WTI crude oil                                                  Will light sweet crude oil close above 85.00?

Natural gas                                                      Will Henry Hub natural gas close above 5.400?

Foreign currencies

Euro/U.S. Dollar                                             Will Euro/U.S. Dollar close above 0.98250?


Why were these contracts created?

As stated in its own website, “CME Group is bringing event contracts to the growing number of retail market participants who want a less complex way to trade some of the world’s most recognized markets – ones they know and interact with every day.” Essentially, the CME Group is trying to attract more people to trade. They specifically refer to “retail market participants”, which are generally considered “small investors” who don’t typically have the funds, time and resources to trade large positions in futures and options contracts and be exposed to large amounts of risk. As discussed above, event contracts can be traded with relatively small investments, expire every day, and potential gains and losses can be easily assessed before trades are placed.

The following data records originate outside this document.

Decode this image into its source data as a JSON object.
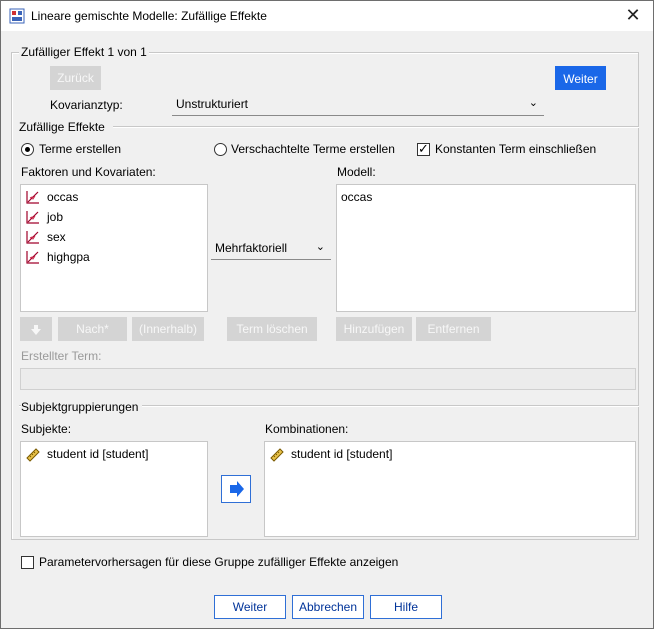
{
  "window": {
    "title": "Lineare gemischte Modelle: Zufällige Effekte"
  },
  "effect_group": {
    "label": "Zufälliger Effekt 1 von 1",
    "back_button": "Zurück",
    "next_button": "Weiter",
    "covariance_label": "Kovarianztyp:",
    "covariance_value": "Unstrukturiert"
  },
  "random_effects": {
    "label": "Zufällige Effekte",
    "radio_build": "Terme erstellen",
    "radio_nested": "Verschachtelte Terme erstellen",
    "checkbox_intercept": "Konstanten Term einschließen",
    "factors_label": "Faktoren und Kovariaten:",
    "factors": [
      "occas",
      "job",
      "sex",
      "highgpa"
    ],
    "model_label": "Modell:",
    "model_items": [
      "occas"
    ],
    "factorial_combo": "Mehrfaktoriell",
    "nach_button": "Nach*",
    "innerhalb_button": "(Innerhalb)",
    "delete_term_button": "Term löschen",
    "add_button": "Hinzufügen",
    "remove_button": "Entfernen",
    "built_term_label": "Erstellter Term:"
  },
  "subject_group": {
    "label": "Subjektgruppierungen",
    "subjects_label": "Subjekte:",
    "subjects": [
      "student id [student]"
    ],
    "combinations_label": "Kombinationen:",
    "combinations": [
      "student id [student]"
    ]
  },
  "predictions_checkbox": "Parametervorhersagen für diese Gruppe zufälliger Effekte anzeigen",
  "footer": {
    "ok": "Weiter",
    "cancel": "Abbrechen",
    "help": "Hilfe"
  },
  "colors": {
    "accent": "#1a67e8",
    "disabled": "#d4d4d4"
  },
  "icons": {
    "scale_variable": "ruler-scale-icon",
    "nominal_variable": "ruler-nominal-icon"
  }
}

The CME Group expects that these characteristics will attract traders who would normally be reluctant to trade their futures and options contracts.

Further, event contracts can be easier to understand compared to futures and options contracts. When we think about futures and options contracts, some concepts and terminology may not be straightforward to understand. Buying and selling something for future delivery, different prices for different delivery dates, buying something now that we will only own in the future, selling something that we don’t own, initial margins, margin calls, puts, calls, exercising a contract that will give us another contract are examples of ideas and lingo in futures and options markets that may require some time to understand before one starts trading those contracts. On the other hand, event contracts rely on only one basic idea: will the price at the end of day be higher or lower than a set value? This is basically everything one needs to understand to trade event contracts.


Why does the CME Group want to have more people trading in its markets?

The CME Group is a large, publicly-traded corporation that provides a service, namely a marketplace for hedgers, speculators, and investors to trade commodities and other types of assets using futures and options contracts. The company charges fees for traders to use its marketplace, thus more trading activity means more fees and hence more revenues. Further, these fees represent the core revenue of the CME Group. According to its financial statements from the last 3 years, clearing and transaction fees account for approximately 80% of the company’s total revenues. Event contracts can bring more traders to the marketplace and generate more trading activity as the ‘new’ traders keep trading event contracts or even decide to start trading futures and options contracts too.

Can event contracts be used for hedging?

 Futures and options contracts have traditionally been used for hedging purposes. They are also used for speculative purposes, but there are many hedgers who use them to manage price risk in their businesses. Besides, futures exchanges (such as the CME Group) and futures contracts were originally created a long time ago with the main purpose to trade physical commodities and manage price risk.

How about event contracts? Can they also be used by hedgers to manage price risk? They are certainly different from futures and options contracts when we think of a typical hedger and the hedging potential of event contracts is not as clear as it is for futures and options contracts. Event contracts have a short trading horizon (one day) and are not tied to a specific risk in the cash market (such as the impact of a price change of a certain magnitude on a particular quantity of a physical commodity), hence it would be challenging to use them for hedging purposes. Therefore, event contracts will likely be used mostly for short-term speculation on prices. And this is perfectly fine. There is room and need for both hedgers and speculators in the marketplace. The marketplace can work well and be beneficial for all traders as long as they all understand what contracts are useful for them and how to use them properly.


Fabio Mattos
Associate Professor
Department of Agricultural Economics
University of Nebraska-Lincoln